- While the drivers are lined up to compete and win the race, Ms Muhammad is here for other reasons.
- This had just come to her as thought and gesture to make it happen. Her family members were out rightly surprised
The busy pit stops; smell of the burning rubber; the explosive fiery-throttle from the racing engine create a tense unsettling atmosphere.
The venue, an airstrip closed for the racing weekend, straddles the border of Embu and Machakos Counties along Tana River.
The wild crowds along the race track and unrelenting sun of Masinga do not seem ease the situation at all.
Mrs Almas Muhammed however, does not seem bothered and is here to valiantly withstand the heat. Unknown to many, she has a personal goal to meet at the challenging race track.
While a lot in most occasions are bound to go well in a race, it’s a sport that can sometimes turn tragic. For Mrs Muhammad, the fear is just another pit stop to overlook for a greater cause.
A gentle soft spoken woman, we meet her after she completes circuit in the second timetrial of the day. She’s easy and subtle walking almost unnoticed past tents set up along the race track.
“How did I do?” She asks jovially as she meets us. Well, besides the tight corners, her speed was good and it helped that she drove an impressive car.

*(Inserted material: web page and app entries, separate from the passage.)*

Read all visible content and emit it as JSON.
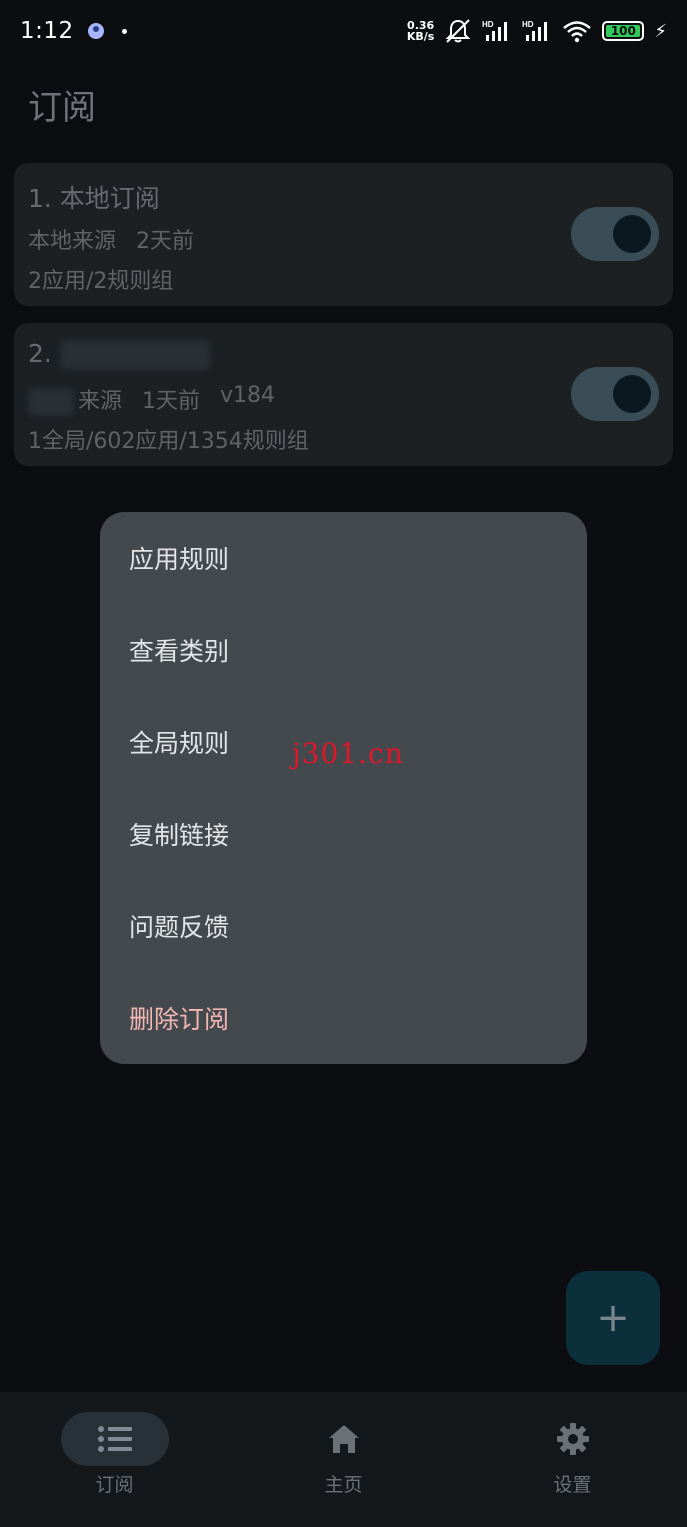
{
  "status_bar": {
    "time": "1:12",
    "net_speed_value": "0.36",
    "net_speed_unit": "KB/s",
    "battery": "100"
  },
  "page": {
    "title": "订阅"
  },
  "subscriptions": [
    {
      "index_title": "1. 本地订阅",
      "source": "本地来源",
      "updated": "2天前",
      "version": "",
      "stats": "2应用/2规则组",
      "enabled": true
    },
    {
      "index_title": "2.",
      "source": "来源",
      "updated": "1天前",
      "version": "v184",
      "stats": "1全局/602应用/1354规则组",
      "enabled": true
    }
  ],
  "menu": {
    "items": [
      "应用规则",
      "查看类别",
      "全局规则",
      "复制链接",
      "问题反馈"
    ],
    "danger_item": "删除订阅"
  },
  "watermark": "j301.cn",
  "fab": {
    "icon": "plus-icon"
  },
  "bottom_nav": [
    {
      "label": "订阅",
      "icon": "list-icon",
      "active": true
    },
    {
      "label": "主页",
      "icon": "home-icon",
      "active": false
    },
    {
      "label": "设置",
      "icon": "gear-icon",
      "active": false
    }
  ],
  "colors": {
    "background": "#0b0d10",
    "card": "#1c2023",
    "menu": "#43494d",
    "danger": "#f2b6b3",
    "watermark": "#e0162a"
  }
}
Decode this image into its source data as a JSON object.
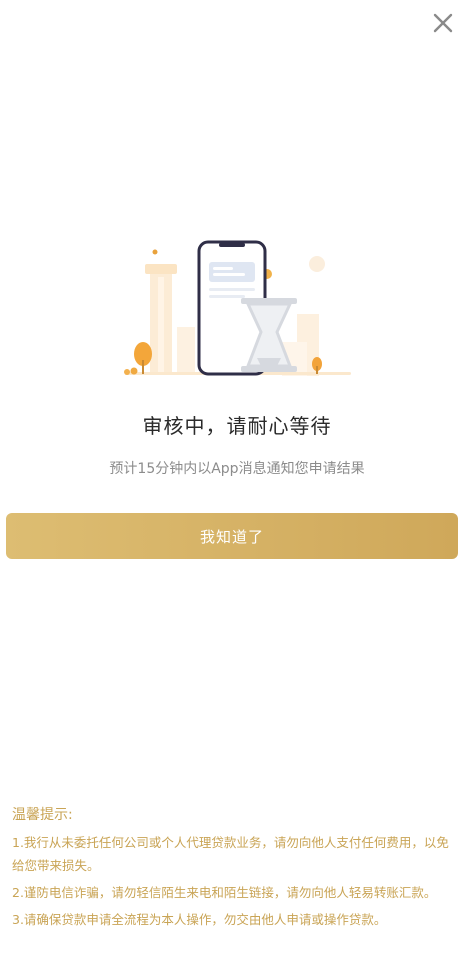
{
  "close": {
    "icon": "close-icon"
  },
  "status": {
    "title": "审核中，请耐心等待",
    "subtitle": "预计15分钟内以App消息通知您申请结果"
  },
  "button": {
    "label": "我知道了"
  },
  "tips": {
    "title": "温馨提示:",
    "items": [
      "1.我行从未委托任何公司或个人代理贷款业务，请勿向他人支付任何费用，以免给您带来损失。",
      "2.谨防电信诈骗，请勿轻信陌生来电和陌生链接，请勿向他人轻易转账汇款。",
      "3.请确保贷款申请全流程为本人操作，勿交由他人申请或操作贷款。"
    ]
  },
  "colors": {
    "accent": "#d4b064",
    "tip_text": "#c9a455",
    "title_text": "#2a2a2a",
    "subtitle_text": "#8c8c8c"
  }
}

Muhammad says that she enjoys seating in her automobile and especially with the knowledge that she has a grandson to beat in male dominated competition.
Never mind that she is 72 years old and made the choice to subscribe to 20I7 Gymkhana TT racing held in Masinga at periphery of Machakos County- an event started by her son. Her vehicle of choice- the Nissan GTR a hot blood speed vehicle with an optimum speed of 320 km/h is a beauty to look at.
Although humbled by the grey colour, the hum and curvy details on a closer look will reveal the power of the Japanese car.
“I haven’t done any modification to it,” she says juxtaposing it to the tens of modified vehicles lined up for the race.
The drivers are lined up with their vehicles impatiently trembling for some adrenaline, but Ms Muhammad is calm and is here for other reasons.
“Well of course at the end I want to know whom I beat!” She exclaims, “They shouldn’t have it easy, because of my age!” She however says that winning wasn’t her priority really. She is here for a more passionate motive: The grandmother is here to commemorate her son who passed on in an accident.
”He loved racing, and it’s unfortunate that he got the accident,” Ms Almas recalls with visible difficulty.
She reveals that in an unfortunate turn of events the car the son was travelling in went up on flames in what she described as freak accident.
It was after the incident that Ms Muhammed vowed to keep up the son’s legacy and passion for the thrilling sport. “We are a small family, we would like to support him in all the ways we can.”
She discloses that she had never raced earlier in her life. “I never raced in my youth- not even in my marriage,”
This had just come to her as thought and gesture to make it happen. Her family members were out rightly surprised when she revealed her intent to participate in the race.
“I did not even train for this," She points out laughing, “I just came from the kitchen to the track!”
Her participation stirred the race as other track drivers commended her for her courage and resolve.
Speaking to women, Ms Muhammaed said that that times had changed and that more women should participate more in the sport. “If you have a car, you don’t have to modify it, just be there!” She encourages.
She adds that was rejuvenated when her daughter-in-law participated in the previous edition of the competition. “It showed me that we shouldn’t really shy away from this.”
George Betta race driver, who emerged second in the competition said he was inspired by what Ms Muhammad was doing. “I respect what she does for women,” he said. TTTo him it was an inspiration and honour to participate on a race that had attracted a 72 year old competitor.
Besides Ms Muhammad,the race attracted another female contestant from Tanzania called Neema, who was dubbed ‘Neema Sepetu’ by fans. She drove a hyped Subaru Imprezza manicured with baby pink colour and sported a baby pink t-shirt to match her auto.
“Times have changed,” Ms Muhammad finished thoughtfully challenging more women to join the sport as it would embolden women position in unchartered territories.